A friend of mine is fond of recalling a rancher who told him in his youth, "Son, never mistake a clear view for a short distance." My friend, who is a futurist, uses this quote as a reminder that human beings often overestimate the amount of change that can happen in the short term, while underestimating what's possible in the long term.
Twenty years ago, I had a clear view of what I wanted this newspaper to be: a strong, self-sustaining company, dedicated to first-rate reporting and writing about subjects often neglected in the mainstream media. Since I was all of 27 at the time, I thought that goal might take about three years to achieve. Year after year, for the nearly 10 years I spent in the editor's chair, we optimistically trotted out our latest three-year break-even plan. The distance ahead was longer than I had imagined it could possibly be. Yet, steadily, we made progress, eventually outlasting all of our competitors. I sometimes think that I learned two lessons from my years at The Independent: what could be accomplished through force of will, and what could not be accomplished through force of will.
Now, when I look back, I'm struck not by the clear view I had, but rather by all that I did not and could not see about the distance ahead--not just for our fledgling paper, but more importantly for journalism, politics and society. The radical changes in the media ecology of those times were cable television, videocassette recorders and the very first personal computers. This onslaught of new technologies and big media prompted our elegant columnist Garrett Epps to proclaim in our first issue against "the vast, tinny, four-color satellite-downlinked blare," promising instead "no more news from nowhere." The 24-hour onslaught of voice mail, e-mail, mobile phones and instant messaging that would transform the context for today's journalism was beyond my imagining.
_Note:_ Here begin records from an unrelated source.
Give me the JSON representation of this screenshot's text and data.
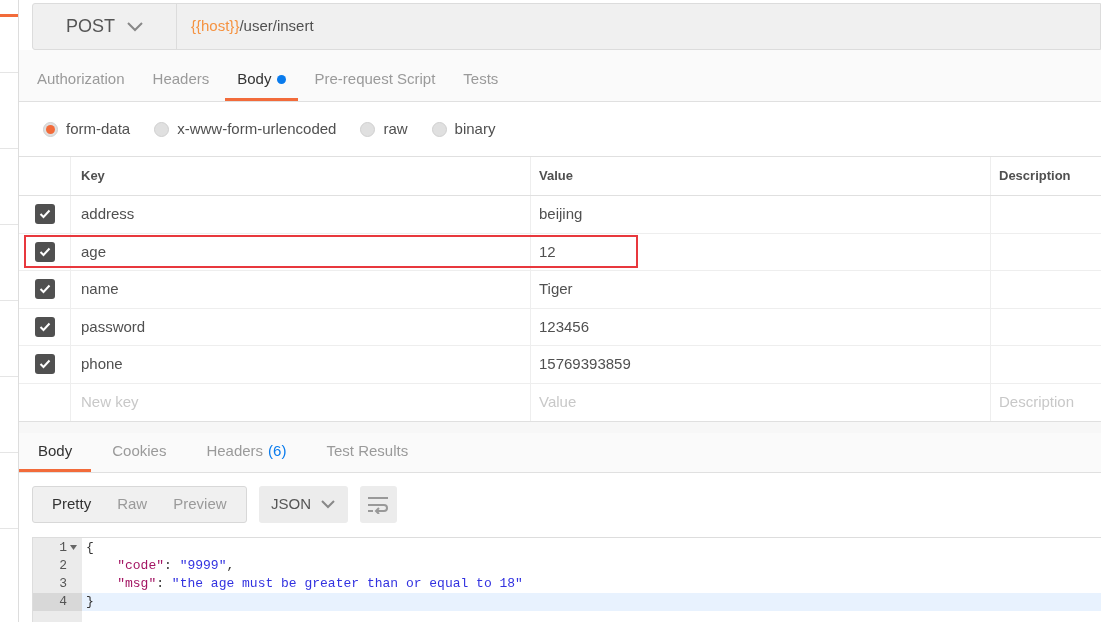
{
  "request": {
    "method": "POST",
    "url_variable": "{{host}}",
    "url_path": "/user/insert"
  },
  "request_tabs": [
    {
      "label": "Authorization",
      "selected": false,
      "dot": false
    },
    {
      "label": "Headers",
      "selected": false,
      "dot": false
    },
    {
      "label": "Body",
      "selected": true,
      "dot": true
    },
    {
      "label": "Pre-request Script",
      "selected": false,
      "dot": false
    },
    {
      "label": "Tests",
      "selected": false,
      "dot": false
    }
  ],
  "body_types": [
    {
      "label": "form-data",
      "selected": true
    },
    {
      "label": "x-www-form-urlencoded",
      "selected": false
    },
    {
      "label": "raw",
      "selected": false
    },
    {
      "label": "binary",
      "selected": false
    }
  ],
  "params_table": {
    "columns": [
      "Key",
      "Value",
      "Description"
    ],
    "rows": [
      {
        "checked": true,
        "key": "address",
        "value": "beijing",
        "highlighted": false
      },
      {
        "checked": true,
        "key": "age",
        "value": "12",
        "highlighted": true
      },
      {
        "checked": true,
        "key": "name",
        "value": "Tiger",
        "highlighted": false
      },
      {
        "checked": true,
        "key": "password",
        "value": "123456",
        "highlighted": false
      },
      {
        "checked": true,
        "key": "phone",
        "value": "15769393859",
        "highlighted": false
      }
    ],
    "new_row": {
      "key_placeholder": "New key",
      "value_placeholder": "Value",
      "description_placeholder": "Description"
    }
  },
  "response_tabs": [
    {
      "label": "Body",
      "selected": true
    },
    {
      "label": "Cookies",
      "selected": false
    },
    {
      "label": "Headers",
      "count": "(6)",
      "selected": false
    },
    {
      "label": "Test Results",
      "selected": false
    }
  ],
  "view_modes": [
    {
      "label": "Pretty",
      "selected": true
    },
    {
      "label": "Raw",
      "selected": false
    },
    {
      "label": "Preview",
      "selected": false
    }
  ],
  "format": "JSON",
  "code_lines": [
    {
      "number": "1",
      "foldable": true,
      "current": false,
      "tokens": [
        {
          "kind": "punct",
          "text": "{"
        }
      ]
    },
    {
      "number": "2",
      "foldable": false,
      "current": false,
      "tokens": [
        {
          "kind": "key",
          "text": "\"code\""
        },
        {
          "kind": "punct",
          "text": ": "
        },
        {
          "kind": "string",
          "text": "\"9999\""
        },
        {
          "kind": "punct",
          "text": ","
        }
      ]
    },
    {
      "number": "3",
      "foldable": false,
      "current": false,
      "tokens": [
        {
          "kind": "key",
          "text": "\"msg\""
        },
        {
          "kind": "punct",
          "text": ": "
        },
        {
          "kind": "string",
          "text": "\"the age must be greater than or equal to 18\""
        }
      ]
    },
    {
      "number": "4",
      "foldable": false,
      "current": true,
      "tokens": [
        {
          "kind": "punct",
          "text": "}"
        }
      ]
    }
  ]
}
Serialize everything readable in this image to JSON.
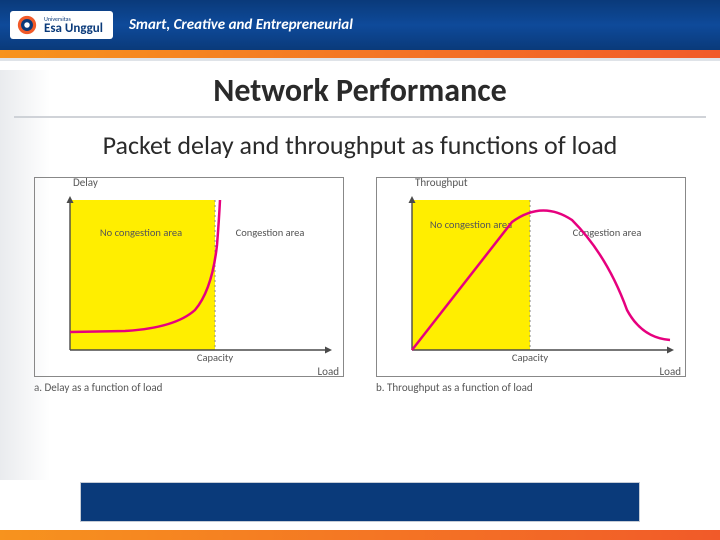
{
  "header": {
    "university_small": "Universitas",
    "university_name": "Esa Unggul",
    "tagline": "Smart, Creative and Entrepreneurial"
  },
  "title": "Network Performance",
  "subtitle": "Packet delay and throughput as functions of load",
  "charts": {
    "a": {
      "ylabel": "Delay",
      "xlabel": "Load",
      "capacity_label": "Capacity",
      "no_congestion": "No congestion area",
      "congestion": "Congestion area",
      "caption": "a. Delay as a function of load"
    },
    "b": {
      "ylabel": "Throughput",
      "xlabel": "Load",
      "capacity_label": "Capacity",
      "no_congestion": "No congestion area",
      "congestion": "Congestion area",
      "caption": "b. Throughput as a function of load"
    }
  },
  "chart_data": [
    {
      "type": "line",
      "title": "Delay as a function of load",
      "xlabel": "Load",
      "ylabel": "Delay",
      "xlim": [
        0,
        1.6
      ],
      "ylim": [
        0,
        1
      ],
      "capacity_x": 0.9,
      "regions": [
        {
          "name": "No congestion area",
          "x_range": [
            0,
            0.9
          ]
        },
        {
          "name": "Congestion area",
          "x_range": [
            0.9,
            1.6
          ]
        }
      ],
      "series": [
        {
          "name": "Delay",
          "x": [
            0,
            0.3,
            0.5,
            0.7,
            0.8,
            0.85,
            0.88,
            0.9,
            0.92,
            0.95
          ],
          "y": [
            0.12,
            0.13,
            0.15,
            0.2,
            0.32,
            0.5,
            0.7,
            0.85,
            0.95,
            1.0
          ]
        }
      ]
    },
    {
      "type": "line",
      "title": "Throughput as a function of load",
      "xlabel": "Load",
      "ylabel": "Throughput",
      "xlim": [
        0,
        1.6
      ],
      "ylim": [
        0,
        1
      ],
      "capacity_x": 0.75,
      "regions": [
        {
          "name": "No congestion area",
          "x_range": [
            0,
            0.75
          ]
        },
        {
          "name": "Congestion area",
          "x_range": [
            0.75,
            1.6
          ]
        }
      ],
      "series": [
        {
          "name": "Throughput",
          "x": [
            0,
            0.2,
            0.4,
            0.6,
            0.75,
            0.85,
            1.0,
            1.1,
            1.2,
            1.35,
            1.5,
            1.6
          ],
          "y": [
            0,
            0.25,
            0.5,
            0.75,
            0.9,
            0.95,
            0.85,
            0.7,
            0.5,
            0.3,
            0.2,
            0.18
          ]
        }
      ]
    }
  ]
}
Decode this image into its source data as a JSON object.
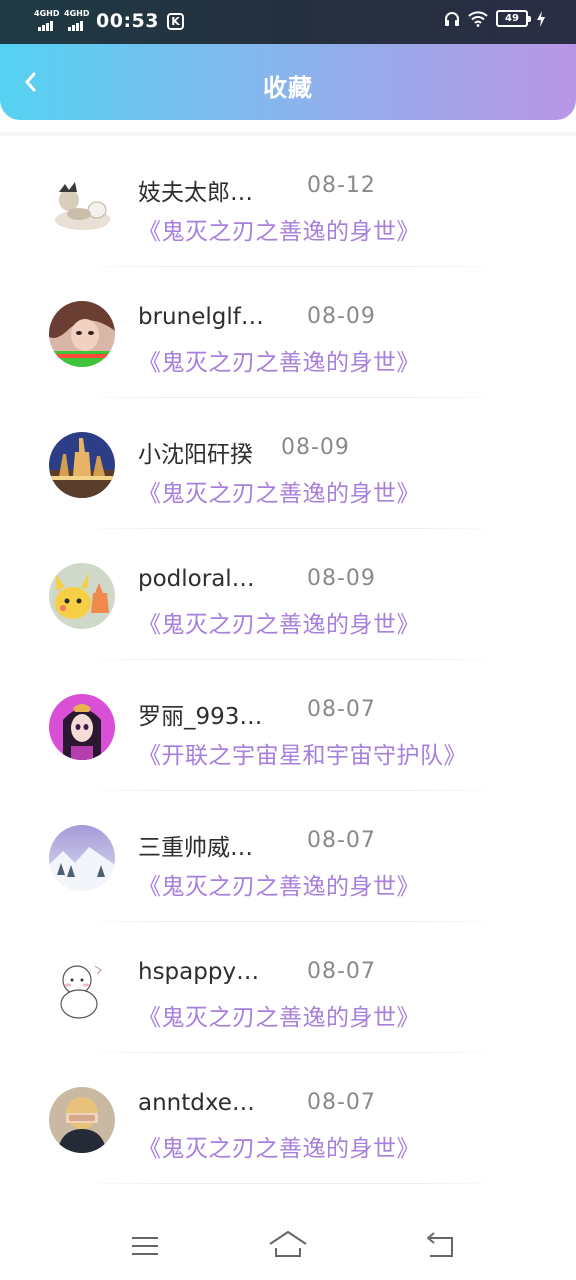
{
  "status_bar": {
    "network_1": "4GHD",
    "network_2": "4GHD",
    "time": "00:53",
    "app_badge": "K",
    "battery": "49"
  },
  "header": {
    "title": "收藏",
    "back_icon": "chevron-left-icon"
  },
  "list": [
    {
      "name": "妓夫太郎…",
      "date": "08-12",
      "work": "《鬼灭之刃之善逸的身世》"
    },
    {
      "name": "brunelglf…",
      "date": "08-09",
      "work": "《鬼灭之刃之善逸的身世》"
    },
    {
      "name": "小沈阳矸揆",
      "date": "08-09",
      "work": "《鬼灭之刃之善逸的身世》"
    },
    {
      "name": "podloral…",
      "date": "08-09",
      "work": "《鬼灭之刃之善逸的身世》"
    },
    {
      "name": "罗丽_993…",
      "date": "08-07",
      "work": "《开联之宇宙星和宇宙守护队》"
    },
    {
      "name": "三重帅威…",
      "date": "08-07",
      "work": "《鬼灭之刃之善逸的身世》"
    },
    {
      "name": "hspappy…",
      "date": "08-07",
      "work": "《鬼灭之刃之善逸的身世》"
    },
    {
      "name": "anntdxe…",
      "date": "08-07",
      "work": "《鬼灭之刃之善逸的身世》"
    }
  ],
  "colors": {
    "header_gradient_start": "#55d2f2",
    "header_gradient_end": "#b996e6",
    "work_title": "#a77fdc",
    "date": "#8a8a8a"
  },
  "nav_bar": {
    "menu_icon": "menu-icon",
    "home_icon": "home-icon",
    "back_icon": "back-icon"
  }
}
From the vantage point of the early 1980s, when not only AT&T but also the Soviet Union were still intact, who could have believed that we might one day look back on the Cold War with nostalgia for its relative simplicity and stability? As editor of The Independent, I was called the most common epithets of the time by those who wanted to undermine us: communist and queer. I labored in my earnest way to edit a paper that might transcend commonplace mudslinging. Maybe I worked so hard because one of the epithets was true about me, even if it had nothing to do with our journalism. It was years before I mustered the courage, even in the safe confines of The Independent's community, to say out loud to my colleagues, through tears, that I am a lesbian; I never summoned the will to do so in print until now. Who would have believed the world could change so much in relatively few years that I could find my way from paralyzing fear (for myself, for the paper) to a state where I now feel ashamed for being ashamed? Only years of stubborn and brave activism from many people (many of whom were part of The Independent's community) made it possible for someone like me to heal. They had a clear view, God bless them, even if it hasn't been a short distance.
What, now, of the distance ahead? "Ladies and Gentlemen, we have entered the third millennium through a gate of fire," U.N. Secretary General Kofi Annan said, as he accepted the Nobel Peace Prize in 2001. Looking into the future today, it's hard to see anything other than that fire continuing to burn. But what of the more hopeful visions, the ones that seem so unimaginable now?
In my lifetime, I see a woman elected president of the United States, not soon, but eventually. I see the dream of pluralism realized in this nation, slowly and painfully, but steadily nevertheless. (A wonderful California demographer watches the mating of young people and calls the result over the next decades "the great enfolding.") I see the Internet helping to catalyze great global citizen movements, the likes of which we have never seen. (One day, the history books will record this winter's coordinated global peace movement as the early indicator of something quite new in human history.) I see a new generation of social entrepreneurs, all over the world, creating new ideas about how to address enduring human problems--and over many decades creating what will one day be called a public benefit economy, the 21st century's answer to the frayed 20th century social contract. I see the flowering of alternatives to journalism (in addition to alternative journalism)--the superb research, reporting and images that can be produced and shared by nonprofits and citizens who 20 years ago had no outlets except through the media. And I see The Independent's staff, generation after generation, learning how to report and write in compelling ways, questioning comfortable assumptions, confronting persistent challenges and celebrating life--all the while knitting together their community of Triangle readers.
"Never mistake a clear view for a short distance." To be sure. And never underestimate the power of a dream lived with courage and integrity.
Katherine Fulton now lives in northern California with her partner, Katharine Kunst. She is a senior practitioner at Global Business Network (www.gbn.com), a small firm that helps organizations anticipate and shape their futures. After many years working on the future of journalism, her work in recent years has focused on the future of nonprofits and philanthropy.